‘Are you going to be staying?’

‘Don’t count on it, Wesley. I’ve been here too long already. The shadows are moving. Whispers move fast.’

‘Will you be back?’

He took a drag off the cigarette and shrugged and said, ‘I mean, I guess you never really know what tomorrow brings. Hey, one thing before I go. Don’t sleep too long. It’ll be a lot harder to wake up if you do, and I think that’s where I went wrong. I didn’t pay enough attention and people got hurt. I’ll be seeing you, Wesley. Don’t fuck up the way I did. Don’t let others around you get hurt by your inattention.’

The next morning was unusually tranquil: the birds began to sing early, before the sun had even given a rumour of rising. Alissa was asleep facing the wall. The room smelled of tobacco and freshly burnt paper.

Wesley put on a pot of coffee and drank a cup in the kitchen listening to the hum of the refrigerator. When the sky turned grey just before the dawn, he knelt on the floor and woke Connor in his bed.

‘It’s just me,’ he said.

‘Is something wrong?’

‘Nothing’s wrong. I just wanted to say happy birthday. I wanted to say it before I go, so you know I care.’

‘What time is it?’

‘It’s going to be six.’

‘Where are you going?’

‘I thought I’d walk to work this morning. Change a few bad habits along the way.’

He stood up and started walking out of the room.

‘Wesley,’ said Connor. ‘Are we going to stay here forever this time?’

‘I hope so.’

He looked in on Alissa, her voice in his head: ‘I’ll be working late. Connor gets home at 3:30. I don’t want him alone for long.’ He’d be home before four. That was a promise, and not the kind his father used to make.

Connor arrived home from school early that day. His mother had told him to go to Wesley’s flat, and she gave him her key, telling him she would be home an hour later. In the fridge his mother had left him a ham and cheese sandwich and a carton of apple juice. He sat on the sofa in front of the TV and then left the used plate on the coffee table.

The day was windy, the sky was grey, and the autumn leaves were blowing across the window panes. Connor stood watching the trees bend and the balding branches sway. When presently he became bored he went searching for something to do. From his school bag he took out a plastic bag full of small plastic soldiers and he arranged them around his dirty plate, used his school books to build walls, pens and pencils as trenches.
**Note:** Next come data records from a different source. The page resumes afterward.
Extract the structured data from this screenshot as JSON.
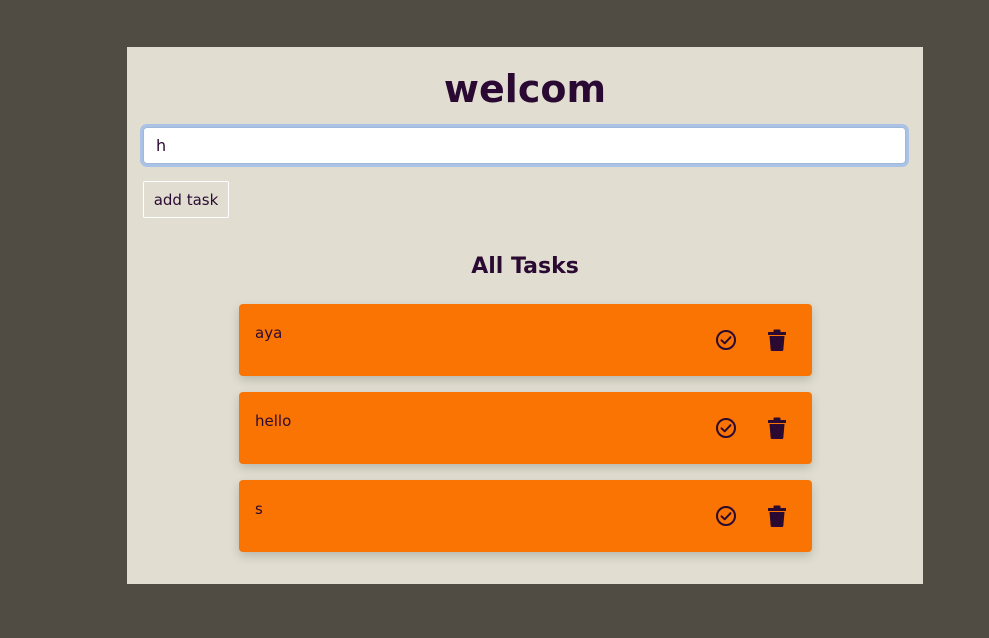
{
  "header": {
    "title": "welcom"
  },
  "input": {
    "value": "h"
  },
  "actions": {
    "add_label": "add task"
  },
  "tasks_section": {
    "title": "All Tasks"
  },
  "tasks": [
    {
      "text": "aya"
    },
    {
      "text": "hello"
    },
    {
      "text": "s"
    }
  ],
  "icons": {
    "complete": "check-circle-icon",
    "delete": "trash-icon"
  },
  "colors": {
    "background": "#504b43",
    "card": "#e1ded1",
    "task": "#f97402",
    "text": "#2a0a33"
  }
}
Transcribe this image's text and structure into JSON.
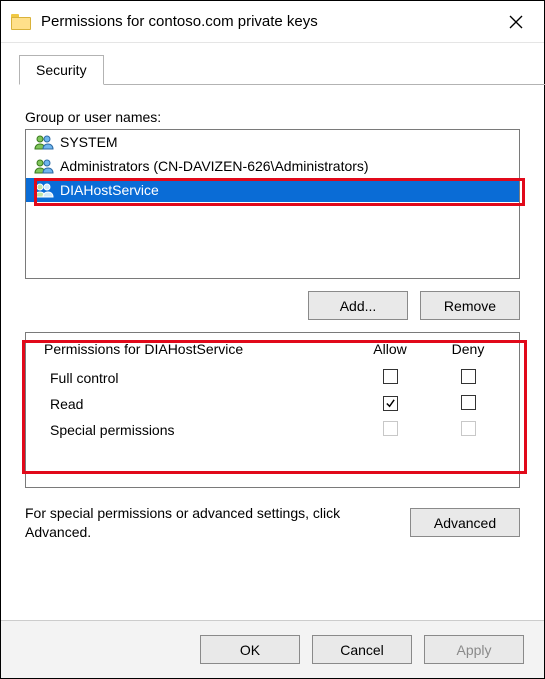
{
  "window": {
    "title": "Permissions for contoso.com private keys"
  },
  "tabs": {
    "security": "Security"
  },
  "section": {
    "group_label": "Group or user names:",
    "users": [
      {
        "name": "SYSTEM",
        "selected": false
      },
      {
        "name": "Administrators (CN-DAVIZEN-626\\Administrators)",
        "selected": false
      },
      {
        "name": "DIAHostService",
        "selected": true
      }
    ]
  },
  "buttons": {
    "add": "Add...",
    "remove": "Remove",
    "advanced": "Advanced",
    "ok": "OK",
    "cancel": "Cancel",
    "apply": "Apply"
  },
  "permissions": {
    "header_prefix": "Permissions for ",
    "header_subject": "DIAHostService",
    "allow": "Allow",
    "deny": "Deny",
    "rows": [
      {
        "name": "Full control",
        "allow": false,
        "deny": false,
        "enabled": true
      },
      {
        "name": "Read",
        "allow": true,
        "deny": false,
        "enabled": true
      },
      {
        "name": "Special permissions",
        "allow": false,
        "deny": false,
        "enabled": false
      }
    ]
  },
  "advanced_text": "For special permissions or advanced settings, click Advanced."
}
Then when the good team had won, he went to the cupboard to award them with real medals, the ones in the lockbox; but in the cupboard he found something else, something more thrilling, and suddenly the war wasn’t over yet.

The shotgun was heavier than he expected, not like in the films, but he liked the weight of it, liked the smell of the wood and the sticky oil. He dragged it out to the living room and put it amongst the soldiers on the coffee table.
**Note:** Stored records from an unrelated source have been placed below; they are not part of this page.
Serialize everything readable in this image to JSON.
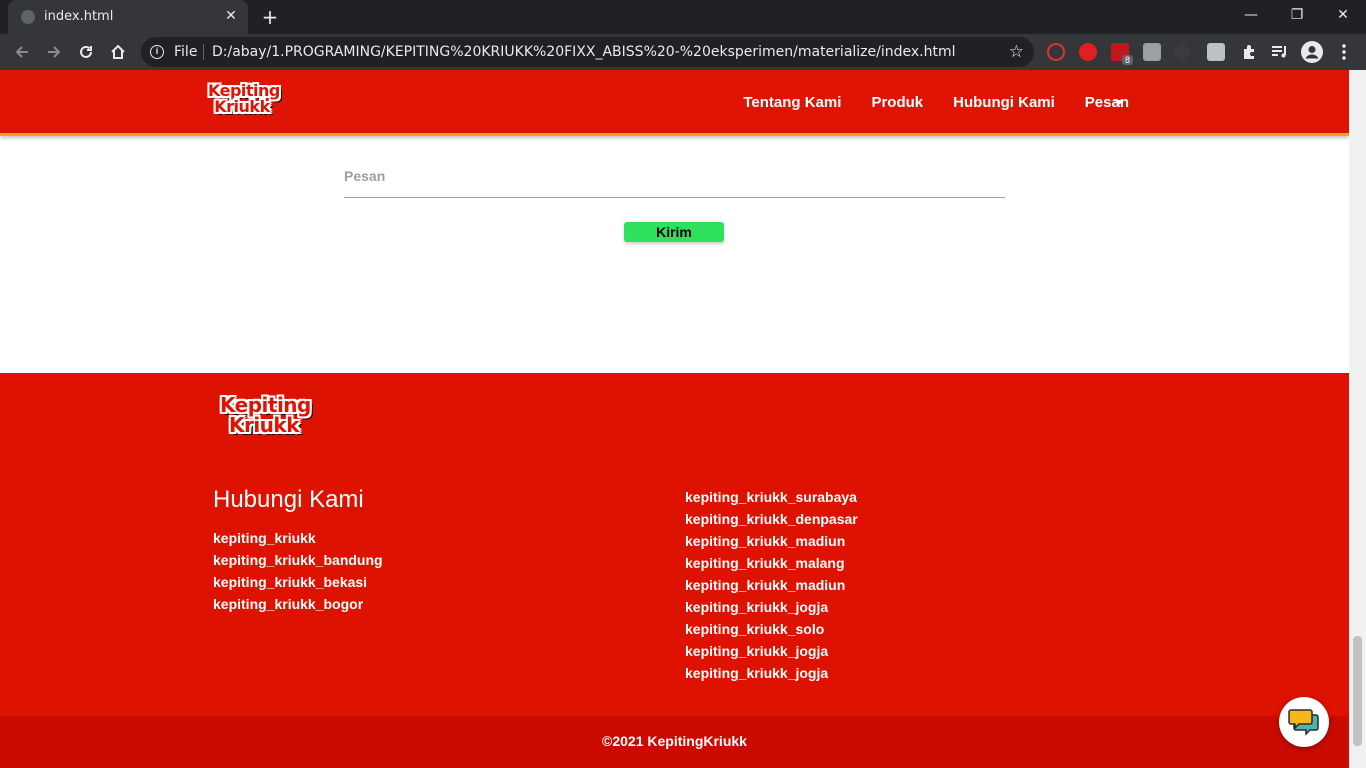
{
  "browser": {
    "tab_title": "index.html",
    "tab_close": "✕",
    "new_tab": "+",
    "window": {
      "minimize": "—",
      "restore": "❐",
      "close": "✕"
    },
    "omnibox": {
      "scheme_label": "File",
      "url": "D:/abay/1.PROGRAMING/KEPITING%20KRIUKK%20FIXX_ABISS%20-%20eksperimen/materialize/index.html"
    },
    "extension_badge": "8"
  },
  "nav": {
    "logo": [
      "Kepiting",
      "Kriukk"
    ],
    "links": [
      "Tentang Kami",
      "Produk",
      "Hubungi Kami",
      "Pesan"
    ]
  },
  "form": {
    "message_label": "Pesan",
    "submit_label": "Kirim"
  },
  "footer": {
    "logo": [
      "Kepiting",
      "Kriukk"
    ],
    "title": "Hubungi Kami",
    "left_links": [
      "kepiting_kriukk",
      "kepiting_kriukk_bandung",
      "kepiting_kriukk_bekasi",
      "kepiting_kriukk_bogor"
    ],
    "right_links": [
      "kepiting_kriukk_surabaya",
      "kepiting_kriukk_denpasar",
      "kepiting_kriukk_madiun",
      "kepiting_kriukk_malang",
      "kepiting_kriukk_madiun",
      "kepiting_kriukk_jogja",
      "kepiting_kriukk_solo",
      "kepiting_kriukk_jogja",
      "kepiting_kriukk_jogja"
    ],
    "copyright": "©2021 KepitingKriukk"
  },
  "colors": {
    "brand_red": "#e01405",
    "accent_green": "#2ee05c",
    "nav_border": "#f0a21a"
  }
}
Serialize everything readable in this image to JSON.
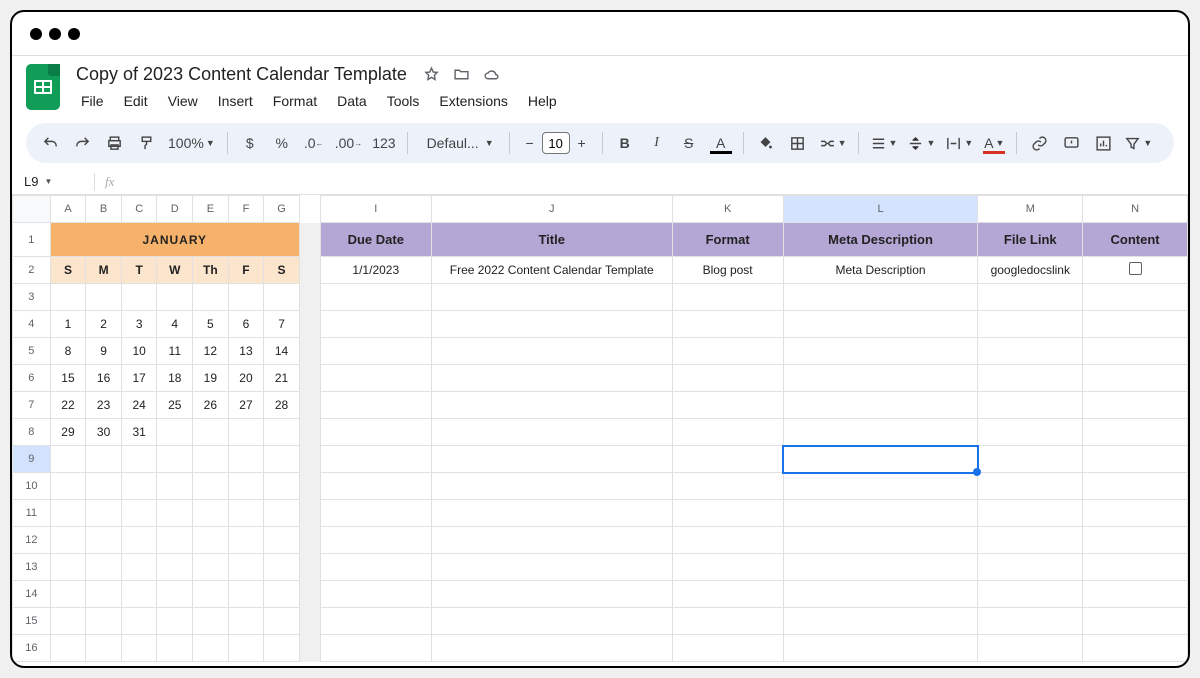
{
  "doc": {
    "title": "Copy of 2023 Content Calendar Template"
  },
  "menu": {
    "file": "File",
    "edit": "Edit",
    "view": "View",
    "insert": "Insert",
    "format": "Format",
    "data": "Data",
    "tools": "Tools",
    "extensions": "Extensions",
    "help": "Help"
  },
  "toolbar": {
    "zoom": "100%",
    "currency_glyph": "$",
    "percent_glyph": "%",
    "numfmt_glyph": "123",
    "font": "Defaul...",
    "font_size": "10",
    "bold": "B",
    "italic": "I",
    "strike": "S",
    "textcolor": "A",
    "fill": "A"
  },
  "namebox": {
    "ref": "L9",
    "fx": "fx"
  },
  "columns": {
    "cal": [
      "A",
      "B",
      "C",
      "D",
      "E",
      "F",
      "G"
    ],
    "spacer": "",
    "data": [
      "I",
      "J",
      "K",
      "L",
      "M",
      "N"
    ]
  },
  "rows": [
    "1",
    "2",
    "3",
    "4",
    "5",
    "6",
    "7",
    "8",
    "9",
    "10",
    "11",
    "12",
    "13",
    "14",
    "15",
    "16"
  ],
  "month": "JANUARY",
  "dow": [
    "S",
    "M",
    "T",
    "W",
    "Th",
    "F",
    "S"
  ],
  "calendar": [
    [
      "",
      "",
      "",
      "",
      "",
      "",
      ""
    ],
    [
      "1",
      "2",
      "3",
      "4",
      "5",
      "6",
      "7"
    ],
    [
      "8",
      "9",
      "10",
      "11",
      "12",
      "13",
      "14"
    ],
    [
      "15",
      "16",
      "17",
      "18",
      "19",
      "20",
      "21"
    ],
    [
      "22",
      "23",
      "24",
      "25",
      "26",
      "27",
      "28"
    ],
    [
      "29",
      "30",
      "31",
      "",
      "",
      "",
      ""
    ]
  ],
  "headers": {
    "due_date": "Due Date",
    "title": "Title",
    "format": "Format",
    "meta": "Meta Description",
    "file_link": "File Link",
    "content": "Content"
  },
  "row2": {
    "due_date": "1/1/2023",
    "title": "Free 2022 Content Calendar Template",
    "format": "Blog post",
    "meta": "Meta Description",
    "file_link": "googledocslink"
  },
  "active_cell": "L9"
}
He said, ‘Your general joins you in battle.’

At four-twenty Wesley unlocked the front door and walked into his flat, smelling smoke and gunpowder. He’d hung his coat on the hook, felt a change in the room, like when he saw the shadows twitching the day he slipped off into that deep sleep from which he was never sure he’d ever truly escaped.
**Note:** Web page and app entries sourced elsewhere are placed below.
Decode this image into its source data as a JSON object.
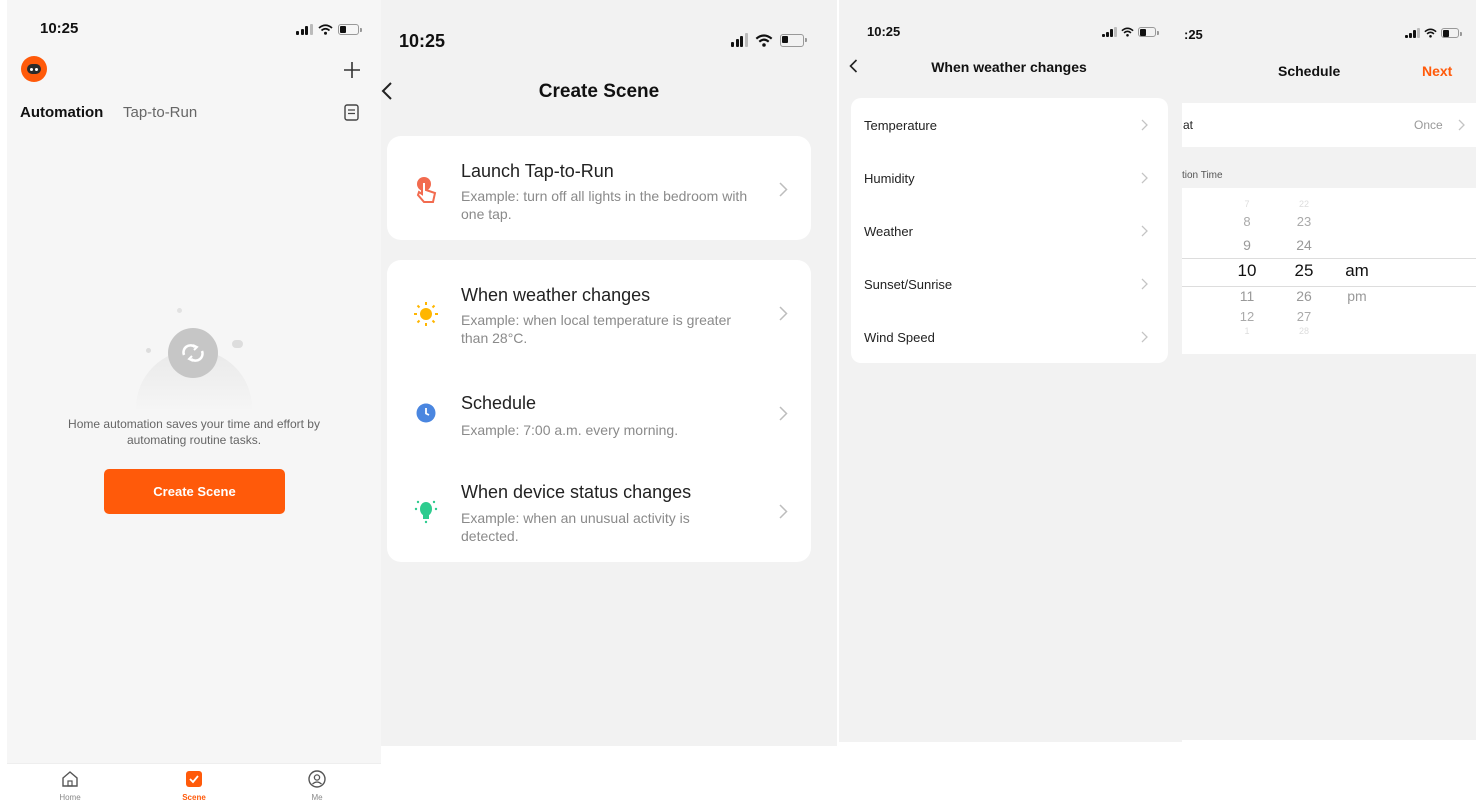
{
  "status_time": "10:25",
  "status_time_partial": ":25",
  "screen1": {
    "tabs": [
      "Automation",
      "Tap-to-Run"
    ],
    "empty_text": "Home automation saves your time and effort by automating routine tasks.",
    "create_button": "Create Scene",
    "bottom_nav": [
      "Home",
      "Scene",
      "Me"
    ],
    "accent": "#ff5a0a"
  },
  "screen2": {
    "title": "Create Scene",
    "items": [
      {
        "title": "Launch Tap-to-Run",
        "desc": "Example: turn off all lights in the bedroom with one tap.",
        "icon": "tap-hand-icon"
      },
      {
        "title": "When weather changes",
        "desc": "Example: when local temperature is greater than 28°C.",
        "icon": "sun-icon"
      },
      {
        "title": "Schedule",
        "desc": "Example: 7:00 a.m. every morning.",
        "icon": "clock-icon"
      },
      {
        "title": "When device status changes",
        "desc": "Example: when an unusual activity is detected.",
        "icon": "device-bulb-icon"
      }
    ]
  },
  "screen3": {
    "title": "When weather changes",
    "items": [
      "Temperature",
      "Humidity",
      "Weather",
      "Sunset/Sunrise",
      "Wind Speed"
    ]
  },
  "screen4": {
    "title": "Schedule",
    "next": "Next",
    "repeat_label": "at",
    "repeat_value": "Once",
    "section_label": "tion Time",
    "picker": {
      "hours": [
        "7",
        "8",
        "9",
        "10",
        "11",
        "12",
        "1"
      ],
      "minutes": [
        "22",
        "23",
        "24",
        "25",
        "26",
        "27",
        "28"
      ],
      "ampm": [
        "am",
        "pm"
      ]
    }
  }
}
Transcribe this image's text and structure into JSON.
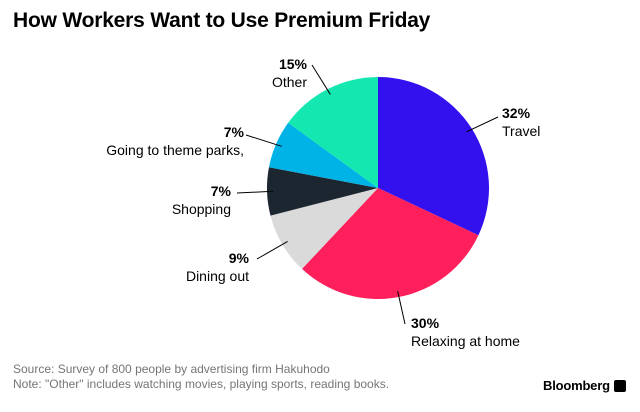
{
  "title": "How Workers Want to Use Premium Friday",
  "chart_data": {
    "type": "pie",
    "title": "How Workers Want to Use Premium Friday",
    "slices": [
      {
        "label": "Travel",
        "value": 32,
        "display": "32%",
        "color": "#3311ee"
      },
      {
        "label": "Relaxing at home",
        "value": 30,
        "display": "30%",
        "color": "#ff1f5b"
      },
      {
        "label": "Dining out",
        "value": 9,
        "display": "9%",
        "color": "#dadada"
      },
      {
        "label": "Shopping",
        "value": 7,
        "display": "7%",
        "color": "#1c2631"
      },
      {
        "label": "Going to theme parks,",
        "value": 7,
        "display": "7%",
        "color": "#00b3e6"
      },
      {
        "label": "Other",
        "value": 15,
        "display": "15%",
        "color": "#14e8b0"
      }
    ]
  },
  "footer": {
    "source": "Source: Survey of 800 people by advertising firm Hakuhodo",
    "note": "Note: \"Other\" includes watching movies, playing sports, reading books."
  },
  "brand": "Bloomberg"
}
For reasons unknown to him, instead of checking the kitchen for the source of the smell, he watched for a moment the wind out the window whipping the clothes line, perhaps his mind distracting him from what was on the floor beside the coffee table.

When he picked up the phone to call the police his hand was shaking, and he stuttered when he spoke. He’d stepped into the hallway and leaned against the wall, thought about running away, anywhere in any direction. But he knew he’d be found, arrested, have to face his destiny sooner or later.

When Alissa arrived to police cars and an ambulance outside the building, she dropped the bag of groceries and a chocolate birthday cake with twelve candles spilling to the ground. Wesley tried to hold her but she pushed him away. She was yelling at him and the police tried to calm her but couldn’t, and she fell to her knees and screamed her son’s name. Wesley sat on the asphalt beside a police car and knew then that when he died thirteen years ago he never did come back, and that his hell had been waiting for him all along.

R. Weaver.